See the play yourself.
That ties into another skill of yours. So far this year, you've got forty-four walks and forty-five strikeouts. How do you explain your ability to draw walks and to get on base, even when you're not getting hits?
It's something I've definitely worked on my entire life, because I've always been a top-of-the-order type of guy. Through college, I led off for four years. In high school, I hit first or second all the time. It goes along with what the Astros are preaching: Being selectively aggressive. If you get a good pitch to hit early on, go for it, but I'm not a guy who has a ton of power, so I'm not necessarily going to drive the ball out of the park. If they're just nibbling on the edges, I'm comfortable enough to hit with two strikes, so I won't bite at those. That leads to laying off of changeups or sliders in the dirt that maybe, if you're a little over-aggressive, you swing at. I just look to get into good counts, and if I'm doing that, then I know that the hits will come.

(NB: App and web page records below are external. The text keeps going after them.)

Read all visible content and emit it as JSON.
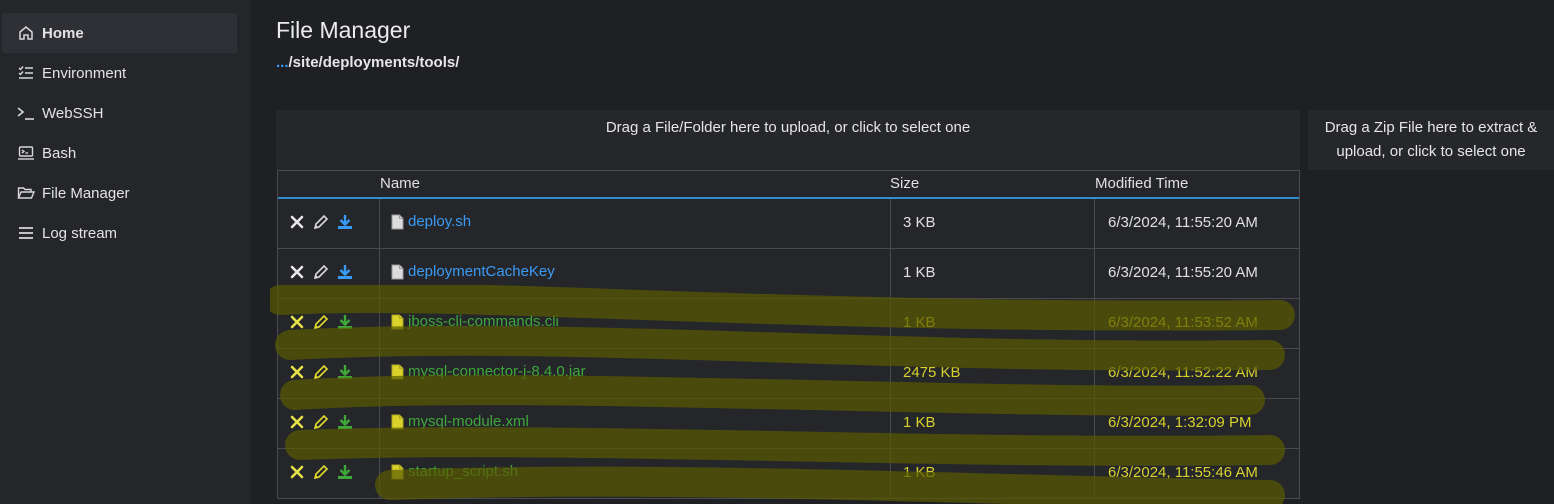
{
  "sidebar": {
    "items": [
      {
        "label": "Home",
        "icon": "home-icon",
        "active": true
      },
      {
        "label": "Environment",
        "icon": "checklist-icon"
      },
      {
        "label": "WebSSH",
        "icon": "terminal-icon"
      },
      {
        "label": "Bash",
        "icon": "laptop-console-icon"
      },
      {
        "label": "File Manager",
        "icon": "folder-open-icon"
      },
      {
        "label": "Log stream",
        "icon": "log-lines-icon"
      }
    ]
  },
  "main": {
    "title": "File Manager",
    "breadcrumb_up": "...",
    "breadcrumb_path": "/site/deployments/tools/",
    "dropzone_upload": "Drag a File/Folder here to upload, or click to select one",
    "dropzone_zip": "Drag a Zip File here to extract & upload, or click to select one"
  },
  "table": {
    "headers": {
      "name": "Name",
      "size": "Size",
      "modified": "Modified Time"
    },
    "rows": [
      {
        "name": "deploy.sh",
        "size": "3 KB",
        "modified": "6/3/2024, 11:55:20 AM"
      },
      {
        "name": "deploymentCacheKey",
        "size": "1 KB",
        "modified": "6/3/2024, 11:55:20 AM"
      },
      {
        "name": "jboss-cli-commands.cli",
        "size": "1 KB",
        "modified": "6/3/2024, 11:53:52 AM"
      },
      {
        "name": "mysql-connector-j-8.4.0.jar",
        "size": "2475 KB",
        "modified": "6/3/2024, 11:52:22 AM"
      },
      {
        "name": "mysql-module.xml",
        "size": "1 KB",
        "modified": "6/3/2024, 1:32:09 PM"
      },
      {
        "name": "startup_script.sh",
        "size": "1 KB",
        "modified": "6/3/2024, 11:55:46 AM"
      }
    ]
  },
  "colors": {
    "accent_blue": "#3a9bf5",
    "highlight_green": "#3fa83a",
    "highlight_yellow": "#d8d22a"
  }
}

There was a rumor going around that the Astros were telling minor leaguers not to swing on full counts (link). I'm going to guess no one's ever told you that.

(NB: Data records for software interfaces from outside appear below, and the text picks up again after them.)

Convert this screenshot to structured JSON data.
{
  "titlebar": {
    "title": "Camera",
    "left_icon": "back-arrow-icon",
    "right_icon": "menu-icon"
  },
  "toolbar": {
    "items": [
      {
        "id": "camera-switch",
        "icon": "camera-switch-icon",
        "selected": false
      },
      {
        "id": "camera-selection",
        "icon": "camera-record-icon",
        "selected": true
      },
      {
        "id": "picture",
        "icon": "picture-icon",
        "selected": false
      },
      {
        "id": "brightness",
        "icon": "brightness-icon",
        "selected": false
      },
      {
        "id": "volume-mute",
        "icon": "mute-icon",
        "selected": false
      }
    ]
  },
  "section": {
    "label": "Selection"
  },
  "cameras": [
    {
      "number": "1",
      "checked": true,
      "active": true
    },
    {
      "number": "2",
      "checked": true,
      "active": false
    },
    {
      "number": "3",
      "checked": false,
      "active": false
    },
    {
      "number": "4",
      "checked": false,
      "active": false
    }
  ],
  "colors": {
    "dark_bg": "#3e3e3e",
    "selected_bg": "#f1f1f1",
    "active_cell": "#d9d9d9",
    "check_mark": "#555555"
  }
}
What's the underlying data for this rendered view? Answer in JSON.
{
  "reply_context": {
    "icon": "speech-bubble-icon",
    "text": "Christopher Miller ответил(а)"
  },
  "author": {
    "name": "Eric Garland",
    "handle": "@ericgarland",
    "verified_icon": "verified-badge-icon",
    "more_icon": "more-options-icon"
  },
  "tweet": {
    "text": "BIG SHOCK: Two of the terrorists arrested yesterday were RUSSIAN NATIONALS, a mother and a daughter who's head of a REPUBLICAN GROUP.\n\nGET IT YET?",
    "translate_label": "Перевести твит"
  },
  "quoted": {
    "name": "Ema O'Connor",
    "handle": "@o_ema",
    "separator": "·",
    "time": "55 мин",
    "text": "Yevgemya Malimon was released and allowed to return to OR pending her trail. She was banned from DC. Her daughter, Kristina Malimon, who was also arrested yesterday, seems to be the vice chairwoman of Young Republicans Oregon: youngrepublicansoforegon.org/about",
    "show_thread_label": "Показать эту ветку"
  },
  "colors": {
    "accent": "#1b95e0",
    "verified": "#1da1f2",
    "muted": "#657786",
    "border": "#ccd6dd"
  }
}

I don't know where that's coming from. No one's ever said that to me.
This new guy we got from Kansas City, Kyle Smith. He's a control guy who can paint the black. Smaller guy, not an overpowering fastball, known for his control. Is that the kind of guy that would give you the most trouble as a hitter, because you tend to lay off of borderline pitches?
It's kind of a double-edged sword. When I know guys are going to be around the zone, I can expand a little bit. But those guys that throw 98 but they're going to be all over the place, those guys actually scare me a little bit more. When I know it's going to be around the plate, I'm actually more comfortable.
What did you hear about the Cal League before you got called up from Quad Cities?
I knew it was an offensive league. The wind here obviously blows a lot, but there are also just a lot of really good hitters. The jump from the Midwest League is huge. The first month in the Midwest League is so tough, just because it's so cold. But guys here, they just don't miss a good pitch. Everybody's approach is very good. The league is impressive.
What about Darryl Robinson as a hitting coach?
I love him. He's great because he's not too technical. He's not going to try to change every little thing, which messes with me a lot. I've had coaches who tried to do that, and you start thinking about things. But D-Rob, he preaches a lot about approach, and just being ready and being on time. He makes everybody in there feel comfortable, and he's always available to go out and do extra work. Couldn't ask for more from a hitting coach, and you can see the results.
Well, I won't keep you any longer. I appreciate your time.
Thanks so much.